In developing countries scholars as well as economic, civic, and government leaders face two critical challenges. The first concerns how to explore the archaeological treasures of great civilizations without doing damage to current and future material culture and living communities. The second concerns how to promote archaeological research and educational tourism in a way that protects fragile ecosystems from unplanned urban and rural development. While internationally there is a growing consensus about these threats to both living communities and ecological treasures, to date few models have been developed or tested to meet this challenge. A new model is needed before these cultural assets are destroyed beyond the ability of countries to study, preserve, and restore them.
At Millsaps, we believe that in order to cultivate the intellectual and psychological stamina that today's leadership demands, two conditions must be met: (1) students must become deeply engaged in a particular challenge that is relevant and meaningful to them (2) students must be placed in complex, demanding situations which they have not encountered before. In this environment, students can discover what they are made of, dig deeply into themselves, and reflect on their life experiences and studies in a larger context.
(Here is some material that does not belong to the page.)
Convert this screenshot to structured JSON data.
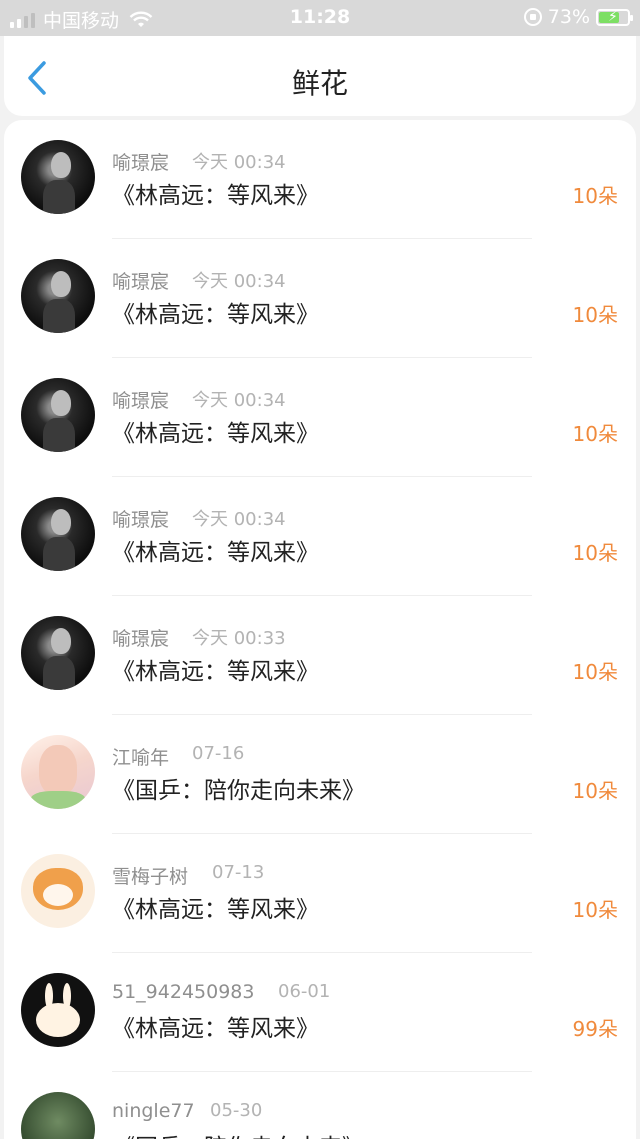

Here too, while there is significant consensus that these competencies are needed, there is a remarkable shortage of experiences specifically designed to cultivate these skills in undergraduate students.
The Kaxil Kiuic Biocultural Reserve and the major archaeological site on the reserve will help address both challenges by providing an opportunity to preserve, manage, and conduct cutting-edge interdisciplinary research at an archaeological site of an endangered ecosystem. The reserve will provide unusual opportunities for interdisciplinary study in archaeological, environmental, and cultural inquiry as well as varied educational and community partnerships.
The reserve will address the challenge of pursuing archaeological research while protecting current ecosystems and living communities by removing the traditional boundaries of biological, geological, historical archaeological, and social science research and creating innovative community partnerships. While faculty and students will be deeply involved in this initiative, ultimately this program is designed to model a community of learners made up of local civic, cultural, and educational leadership who are committed to addressing complex cultural and ecological issues.
By integrating archaeology, cultural preservation, and ecology, the reserve will create a new concept of conservation, tourism, and economic development from which students, scholars and local communities will benefit.
Kaxil Kiuic Biocultural Reserve
A Mexican conservation organization
The Maya Vase Database
Justin Kerr's online database features thousands of examples of Maya ceramics as well as provenience and interpretive information.
The MesoAmerican Ballgame
Learn about this sport of life and death
Millsaps College Department of Sociology and Anthropology
Find out about courses, faculty, and current research at Millsaps.
Universidad Nacional Autonoma de Mexico
A myriad of programs and resources exist at UNAM (Spanish language).
Foundation for the Advancement of Mesoamerican Studies, Inc.
FAMSI provides grants, resources, and research forums for studies of Mesoamerican culture.
Instituto Nacional de Antropologia e Historia
Mexico's federal agency devoted to anthropology and history administers museums and archaeological sites.
Society for American Archaeology
A forum for archaeologists with resources for both students and professionals